She is also the author of The Shy Writer Reborn, a nonfiction book offering inspiration and practical how-to advice for writers.
She currently manages FundsforWriters.com, a weekly newsletter service she founded that reaches 40,000+ writers. Writer’s Digest has recognized the site in its annual 101 Best Web Sites for Writers for fourteen years.
The McCormick County Library will host local author and artist Nickie Adamson on January 28th at 6:30 pm. She will discuss her new children’s book Three Little Frogs and the Magic Jumping Oil. Copies will be available for sale and signing following the presentation. Light refreshments will be provided by the Friends of the McCormick Library. Please join us!
Nickie Adamson grew up in the Texas panhandle. After business college. marriage and three children, she moved to Fairbanks, Alaska where she spent the next forty years. Art has always been Nickie’s passion. It has long been a dream of hers to write and illustrate the Three Little Frogs book.
The McCormick County Library has been selected to receive a competitive grant from the American Library Association (ALA) to host a reading and discussion program designed for at-risk teens.
As one of the 50 Great Stories Club grant recipients selected from across the country, the McCormick County Library will work with groups of 6 to 10 teens from the John de la Howe School to read and discuss modern novels.
“I’m excited that, with support from the Great Stories Club program, we are offering at-risk teens an opportunity to read, share and reflect on ideas that matter to them,” said Paul Brown, Library Director.
Participants will read three titles under the theme “Hack the Feed: Media, Resistance, Revolution”: “The Hunger Games” by Suzanne Collins, “Feed” by M.T. Anderson and “March: Book One” by John Lewis, Andrew Aydin and Nate Powell. The titles — selected by librarian advisors and humanities scholars — were chosen to resonate with reluctant readers who struggle with complex issues such as incarceration, violence and poverty.
The library will also receive 11 copies of each of the three book selections, training for the project director at an ALA workshop in Chicago, and other project materials and support.
Gatherings of the Great Stories Club will take place at both the John de la Howe School and the McCormick Library and will begin in January of 2016. For more information please contact Paul Brown at the McCormick Library: (864) 852-2821 or firstname.lastname@example.org
Since its inception in 2006, ALA’s Great Stories Club has reached 670 libraries in 49 states and more than 30,000 young adults (ages 12 to 21). The grant is administered by ALA’s Public Programs Office in partnership with the Association for Specialized and Cooperative Library Agencies (ASCLA), including the Library Services for Youth in Custodyand Library Services to the Incarcerated and Detainedinterest groups. The Great Stories Club is made possible by a major grant from theNational Endowment for the Humanities:Celebrating 50 Years of Excellence.
About the American Library Association
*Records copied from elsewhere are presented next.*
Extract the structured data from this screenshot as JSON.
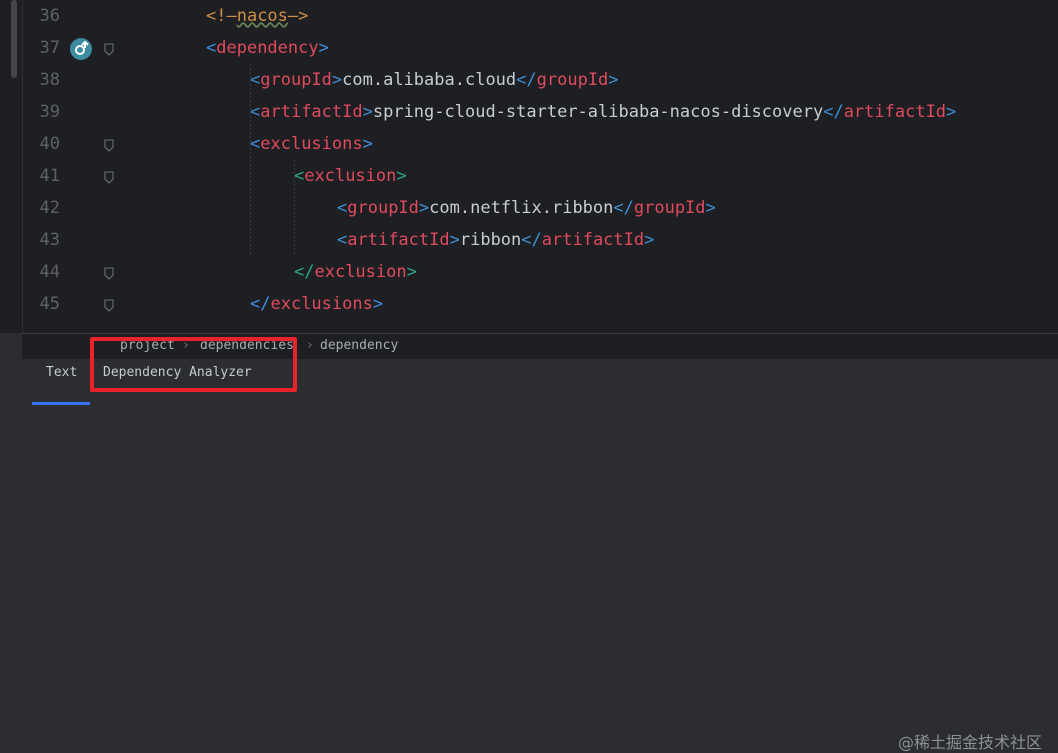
{
  "editor": {
    "lines": [
      {
        "num": "36",
        "indent": "        ",
        "open": "<!—",
        "name": "nacos",
        "close": "—>",
        "kind": "comment"
      },
      {
        "num": "37",
        "indent": "        ",
        "open": "<",
        "name": "dependency",
        "close": ">",
        "kind": "tag"
      },
      {
        "num": "38",
        "indent": "            ",
        "open": "<",
        "name": "groupId",
        "close": ">",
        "text": "com.alibaba.cloud",
        "end_open": "</",
        "end_name": "groupId",
        "end_close": ">",
        "kind": "full"
      },
      {
        "num": "39",
        "indent": "            ",
        "open": "<",
        "name": "artifactId",
        "close": ">",
        "text": "spring-cloud-starter-alibaba-nacos-discovery",
        "end_open": "</",
        "end_name": "artifactId",
        "end_close": ">",
        "kind": "full"
      },
      {
        "num": "40",
        "indent": "            ",
        "open": "<",
        "name": "exclusions",
        "close": ">",
        "kind": "tag"
      },
      {
        "num": "41",
        "indent": "                ",
        "open": "<",
        "name": "exclusion",
        "close": ">",
        "kind": "tag"
      },
      {
        "num": "42",
        "indent": "                    ",
        "open": "<",
        "name": "groupId",
        "close": ">",
        "text": "com.netflix.ribbon",
        "end_open": "</",
        "end_name": "groupId",
        "end_close": ">",
        "kind": "full"
      },
      {
        "num": "43",
        "indent": "                    ",
        "open": "<",
        "name": "artifactId",
        "close": ">",
        "text": "ribbon",
        "end_open": "</",
        "end_name": "artifactId",
        "end_close": ">",
        "kind": "full"
      },
      {
        "num": "44",
        "indent": "                ",
        "open": "</",
        "name": "exclusion",
        "close": ">",
        "kind": "tag"
      },
      {
        "num": "45",
        "indent": "            ",
        "open": "</",
        "name": "exclusions",
        "close": ">",
        "kind": "tag"
      }
    ]
  },
  "breadcrumb": {
    "items": [
      "project",
      "dependencies",
      "dependency"
    ]
  },
  "tabs": {
    "text": "Text",
    "analyzer": "Dependency Analyzer"
  },
  "watermark": "@稀土掘金技术社区",
  "colors": {
    "accent": "#3574f0",
    "highlight": "#e8232a",
    "tag": "#e04a5f",
    "bracket": "#e06c4c"
  }
}
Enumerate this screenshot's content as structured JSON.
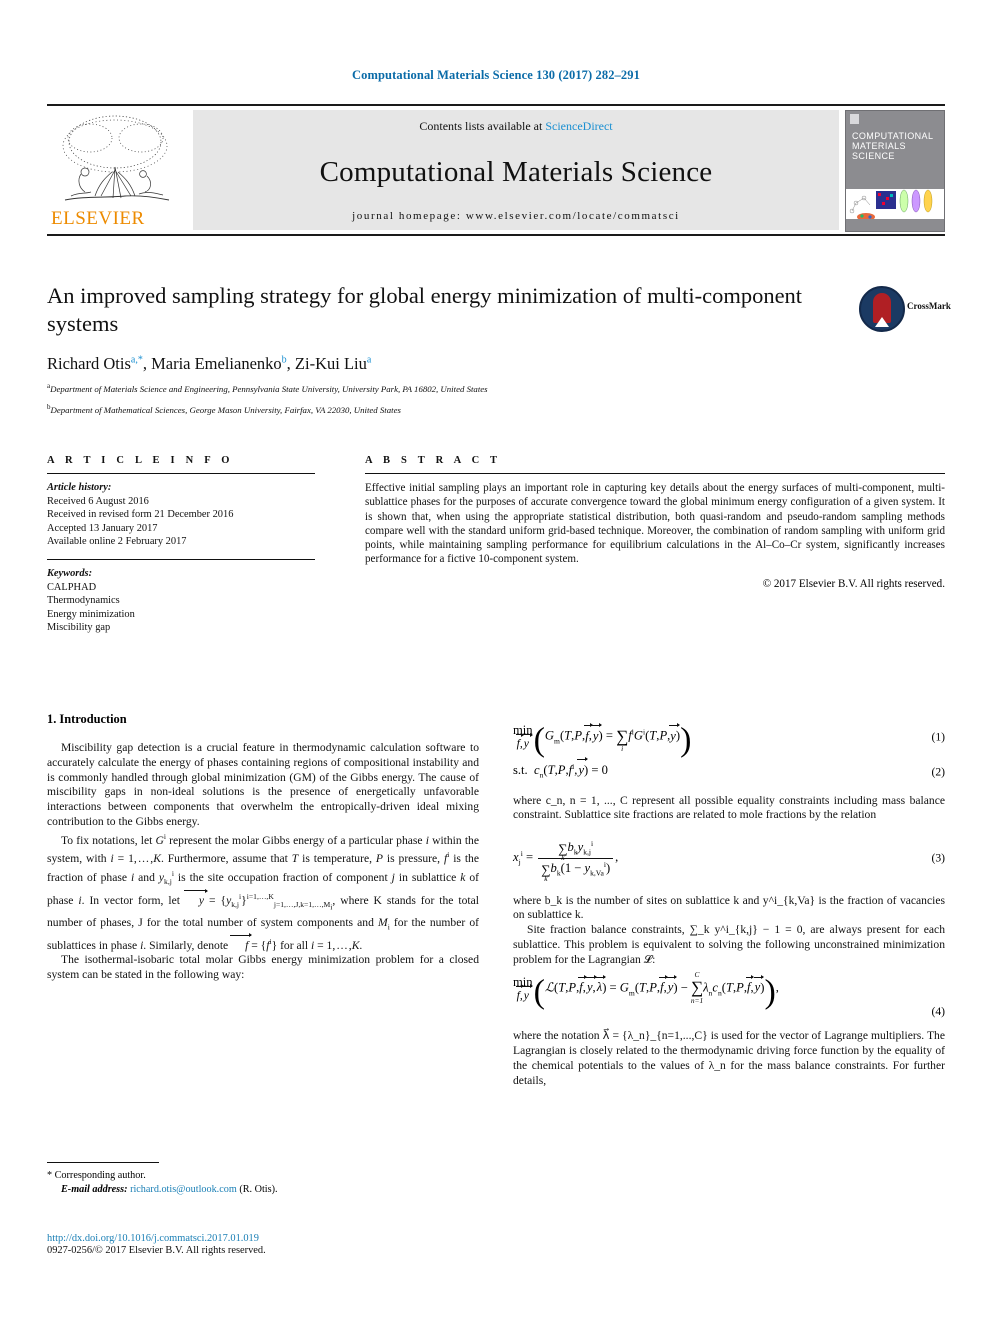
{
  "running_head": "Computational Materials Science 130 (2017) 282–291",
  "masthead": {
    "contents_prefix": "Contents lists available at ",
    "contents_link": "ScienceDirect",
    "journal_name": "Computational Materials Science",
    "homepage": "journal homepage: www.elsevier.com/locate/commatsci",
    "publisher": "ELSEVIER",
    "cover": {
      "line1": "COMPUTATIONAL",
      "line2": "MATERIALS",
      "line3": "SCIENCE"
    },
    "link_color": "#1a8fd1"
  },
  "article": {
    "title": "An improved sampling strategy for global energy minimization of multi-component systems",
    "authors": "Richard Otis a,*, Maria Emelianenko b, Zi-Kui Liu a",
    "author_list": [
      {
        "name": "Richard Otis",
        "marks": "a,*"
      },
      {
        "name": "Maria Emelianenko",
        "marks": "b"
      },
      {
        "name": "Zi-Kui Liu",
        "marks": "a"
      }
    ],
    "affiliations": [
      {
        "mark": "a",
        "text": "Department of Materials Science and Engineering, Pennsylvania State University, University Park, PA 16802, United States"
      },
      {
        "mark": "b",
        "text": "Department of Mathematical Sciences, George Mason University, Fairfax, VA 22030, United States"
      }
    ],
    "crossmark_label": "CrossMark"
  },
  "article_info": {
    "heading": "A R T I C L E   I N F O",
    "history_label": "Article history:",
    "history": [
      "Received 6 August 2016",
      "Received in revised form 21 December 2016",
      "Accepted 13 January 2017",
      "Available online 2 February 2017"
    ],
    "keywords_label": "Keywords:",
    "keywords": [
      "CALPHAD",
      "Thermodynamics",
      "Energy minimization",
      "Miscibility gap"
    ]
  },
  "abstract": {
    "heading": "A B S T R A C T",
    "text": "Effective initial sampling plays an important role in capturing key details about the energy surfaces of multi-component, multi-sublattice phases for the purposes of accurate convergence toward the global minimum energy configuration of a given system. It is shown that, when using the appropriate statistical distribution, both quasi-random and pseudo-random sampling methods compare well with the standard uniform grid-based technique. Moreover, the combination of random sampling with uniform grid points, while maintaining sampling performance for equilibrium calculations in the Al–Co–Cr system, significantly increases performance for a fictive 10-component system.",
    "copyright": "© 2017 Elsevier B.V. All rights reserved."
  },
  "section1": {
    "heading": "1. Introduction",
    "para1": "Miscibility gap detection is a crucial feature in thermodynamic calculation software to accurately calculate the energy of phases containing regions of compositional instability and is commonly handled through global minimization (GM) of the Gibbs energy. The cause of miscibility gaps in non-ideal solutions is the presence of energetically unfavorable interactions between components that overwhelm the entropically-driven ideal mixing contribution to the Gibbs energy.",
    "para2_a": "To fix notations, let ",
    "para2_b": " represent the molar Gibbs energy of a particular phase ",
    "para2_c": " within the system, with ",
    "para2_d": ". Furthermore, assume that ",
    "para2_e": " is temperature, ",
    "para2_f": " is pressure, ",
    "para2_g": " is the fraction of phase ",
    "para2_h": " and ",
    "para2_i": " is the site occupation fraction of component ",
    "para2_j": " in sublattice ",
    "para2_k": " of phase ",
    "para2_l": ". In vector form, let ",
    "para2_m": " where K stands for the total number of phases, J for the total number of system components and ",
    "para2_n": " for the number of sublattices in phase ",
    "para2_o": ". Similarly, denote ",
    "para2_p": " for all ",
    "para3": "The isothermal-isobaric total molar Gibbs energy minimization problem for a closed system can be stated in the following way:"
  },
  "right_column": {
    "eq1_number": "(1)",
    "eq2_label": "s.t.",
    "eq2_number": "(2)",
    "para_after_eq2": "where c_n, n = 1, ..., C represent all possible equality constraints including mass balance constraint. Sublattice site fractions are related to mole fractions by the relation",
    "eq3_number": "(3)",
    "para_after_eq3": "where b_k is the number of sites on sublattice k and y^i_{k,Va} is the fraction of vacancies on sublattice k.",
    "para_site_fraction": "Site fraction balance constraints, ∑_k y^i_{k,j} − 1 = 0, are always present for each sublattice. This problem is equivalent to solving the following unconstrained minimization problem for the Lagrangian 𝓛:",
    "eq4_number": "(4)",
    "para_after_eq4": "where the notation λ⃗ = {λ_n}_{n=1,...,C} is used for the vector of Lagrange multipliers. The Lagrangian is closely related to the thermodynamic driving force function by the equality of the chemical potentials to the values of λ_n for the mass balance constraints. For further details,"
  },
  "footnote": {
    "corresponding": "* Corresponding author.",
    "email_label": "E-mail address:",
    "email": "richard.otis@outlook.com",
    "email_suffix": "(R. Otis)."
  },
  "footer": {
    "doi": "http://dx.doi.org/10.1016/j.commatsci.2017.01.019",
    "issn": "0927-0256/© 2017 Elsevier B.V. All rights reserved."
  }
}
The American Library Association is the oldest and largest library association in the world, with approximately 55,000 members in academic, public, school, government and special libraries. The mission of the American Library Association is to provide leadership for the development, promotion and improvement of library and information services and the profession of librarianship in order to enhance learning and ensure access to information for all.
About the National Endowment for the Humanities
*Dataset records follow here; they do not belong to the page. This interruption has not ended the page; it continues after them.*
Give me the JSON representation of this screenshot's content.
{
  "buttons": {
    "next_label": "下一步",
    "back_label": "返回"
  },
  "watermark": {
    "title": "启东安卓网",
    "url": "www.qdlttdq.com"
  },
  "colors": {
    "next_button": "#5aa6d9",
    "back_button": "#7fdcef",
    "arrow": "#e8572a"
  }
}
Created in 1965 as an independent federal agency, the National Endowment for the Humanities supports research and learning in history, literature, philosophy and other areas of the humanities by funding selected, peer-reviewed proposals from around the nation. Additional information about the National Endowment for the Humanities and its grant programs is available at www.neh.gov.